Two decades since Doctors without Borders (MSF) started its HIV programme in Khayelitsha, the organisation will start wrapping up its operations. Siyabonga Kamnqa spoke to some people living with HIV who benefitted from this programme and who now work as activists about developments over the last 20 years.
HIV medicines for children often taste bitter, pills are large, and for many children there is a lot of medication to take. This makes it hard to take treatment as prescribed. Tiyese Jeranji looks at the challenges with currently available HIV medicines for children, what innovations are in the pipeline, and how HIV treatment is being tailored to suit the needs of children.

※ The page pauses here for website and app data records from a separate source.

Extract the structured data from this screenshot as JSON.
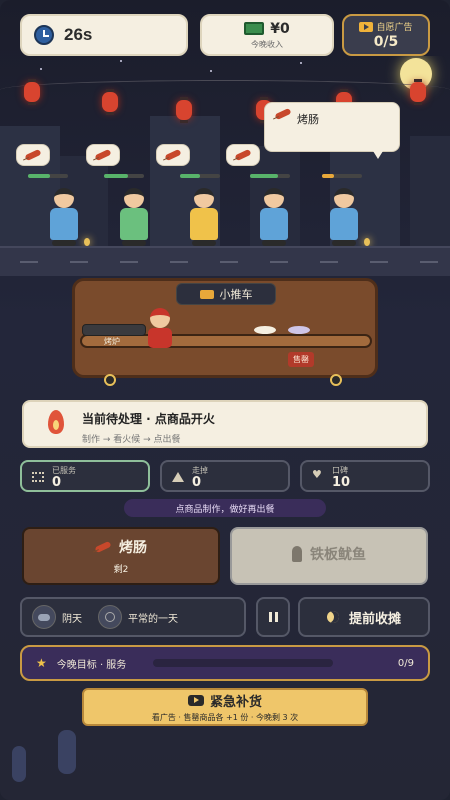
{
  "topbar": {
    "timer": "26s",
    "money": "¥0",
    "money_sub": "今晚收入",
    "ad_label": "自愿广告",
    "ad_count": "0/5"
  },
  "scene": {
    "bubble_item": "烤肠",
    "customer_colors": [
      "#5fa3d8",
      "#6bc07e",
      "#f0c24a",
      "#5fa3d8",
      "#5fa3d8"
    ],
    "patience": [
      0.55,
      0.6,
      0.5,
      0.7,
      0.3
    ]
  },
  "cart": {
    "title": "小推车",
    "grill_label": "烤炉",
    "soldout_label": "售罄"
  },
  "task": {
    "title": "当前待处理 · 点商品开火",
    "steps": "制作 → 看火候 → 点出餐"
  },
  "stats": [
    {
      "label": "已服务",
      "value": "0"
    },
    {
      "label": "走掉",
      "value": "0"
    },
    {
      "label": "口碑",
      "value": "10"
    }
  ],
  "hint": "点商品制作，做好再出餐",
  "products": [
    {
      "name": "烤肠",
      "sub": "剩2"
    },
    {
      "name": "铁板鱿鱼",
      "sub": ""
    }
  ],
  "weather": {
    "weather_label": "阴天",
    "day_label": "平常的一天"
  },
  "close_label": "提前收摊",
  "goal": {
    "label": "今晚目标 · 服务",
    "progress": 0,
    "count": "0/9"
  },
  "restock": {
    "title": "紧急补货",
    "sub": "看广告 · 售罄商品各 +1 份 · 今晚剩 3 次"
  },
  "colors": {
    "accent": "#c99a43",
    "panel": "#2c2f3d",
    "cream": "#f5efe1",
    "restock": "#efc66a"
  }
}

The U=U campaign is based on a simple message – an undetectable viral load in people living with HIV equals an untransmissible virus. The U=U campaign, argues Mandisa Dukashe, has the power to motivate people living with HIV to adhere to ARVs, achieve viral suppression, and subsequently lead long and healthy lives while preventing HIV transmission to sexual partners and their babies.
Over the last decade there have been significant decreases in the rates of new HIV infections, HIV-related deaths, and mother-to-child transmission (MTCT) in South Africa. Yet, there are still staggering gaps between different subsets of the population.
Health practitioners, caregivers and academics recently attended the 10th Child Health Priorities Conference at the University of North West (NWU) under the theme – “survive, thrive and transform – championing change for children”. Some experts argued that South Africa’s children is surviving, but not thriving. Madala Thepa reports.
By Professor Glenda Gray & Professor James A. McIntyre – HIV changed the nature of health in South Africa as our new democracy emerged. Seemingly overnight, in front of our eyes, young people and children died in unprecedented numbers. HIV slashed life expectancy, wiped out a generation of economically active adults in their prime across sub-Saharan Africa, reversed gains in under-five mortality and created a cohort of AIDS orphans.